Second, the reviewing court must determine whether the sentence imposed is too severe given the circumstances of the case and the background of the defendant. A sentence violates LSA-Const. Art. I, § 20 (1974) if it is grossly out of proportion to the seriousness of the offense or nothing more than a purposeless and needless infliction of pain and suffering. A sentence is considered grossly disproportionate if, when the crime and punishment are considered in light of the harm done to society, it is so disproportionate as to shock the sense of justice. State v. Lewis, 430 So.2d 1286 (La.App. 1st Cir.1983), writ denied, 435 So.2d 433 (La.1983). The trial judge has wide discretion in the imposition of a sentence within the statutory limits and such a sentence should not be set aside as excessive absent a manifest abuse of discretion. State v. Hammonds, supra; State v. Nelson, 449 So.2d 161 (La.App. 4th Cir.1984).

We conclude at the outset that the trial judge adequately complied with art. 894.1.

Concurrent rather than consecutive sentences are the usual rule for a defendant without a prior criminal record and absent a showing that the public safety requires a longer sentence.

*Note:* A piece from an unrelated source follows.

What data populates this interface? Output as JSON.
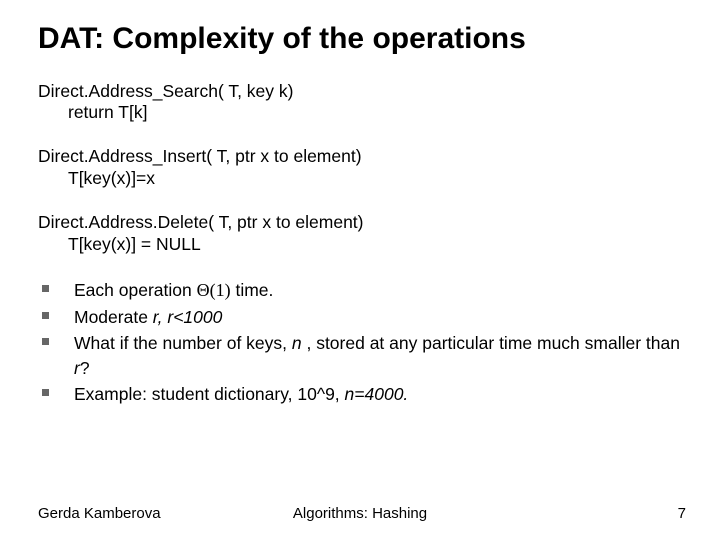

State v. Cox, 369 So.2d 118 (La.1979); State v. Underwood, 353 So.2d 1013 (La.1977). This rule, however, has been used to set aside sentences so disproportionate to the crimes committed, in light of the harm caused to society, as to shock our sense of justice, either because each consecutive sentence was lengthy or because each crime was part of one unpremeditated transaction, or both. See, e.g., State v. Cann, 471 So.2d 701 (La. 1985); State v. Cox, supra.

Here, on remand, defendant was resentenced to pay a total fine of $2000 and to serve a total of six years at hard labor for the commission of four separate and premeditated drug distributions. The maximum sentences authorized by law for defendant's criminal acts total 40 years imprisonment and fines of $60,000. Defendant has received only 1/30th of the total authorized fines and 3/20ths of the total authorized years of imprisonment. The fine levied in connection with each sentence was minimum and the individual sentences of two years was not lengthy. The total aggregate sentence for four counts in this case is considerably less than the maximum authorized for just one offense. Each of defendant's criminal acts was a separate premeditated transaction rather than a part of one unplanned episode.

Defendant is a first felony offender but under the circumstances contained in this record, primarily his age, sporadic employment record, and obvious easy access to illegal drugs, the trial judge could reasonably conclude that defendant's multiple drug transactions indicated a need for correctional treatment and confinement.

In summary, we find that the trial judge adequately complied with Art. 894.1 and that the new aggregate sentences are not so grossly disproportionate as to shock our sense of justice and are not excessive.



1. State v. Sims, 480 So.2d 958 (La.App. 2d Cir. 1985). Chief Judge Hall dissented being of the opinion that the trial court erred in imposing consecutive sentences which were excessive.
2. State v. Sims, 483 So.2d 1006 (La.1986). Justices Dennis, Blanche and Lemmon dissented.


1000 Characters Remaining reserves the right to edit or remove comments but is under no obligation to do so, or to explain individual moderation decisions.

User Comments

Listed below are the cases that are cited in this Featured Case. Click the citation to see the full text of the cited case. Citations are also linked in the body of the Featured Case.

Cited Cases

  • No Cases Found

Listed below are those cases in which this Featured Case is cited. Click on the case name to see the full text of the citing case.

Citing Cases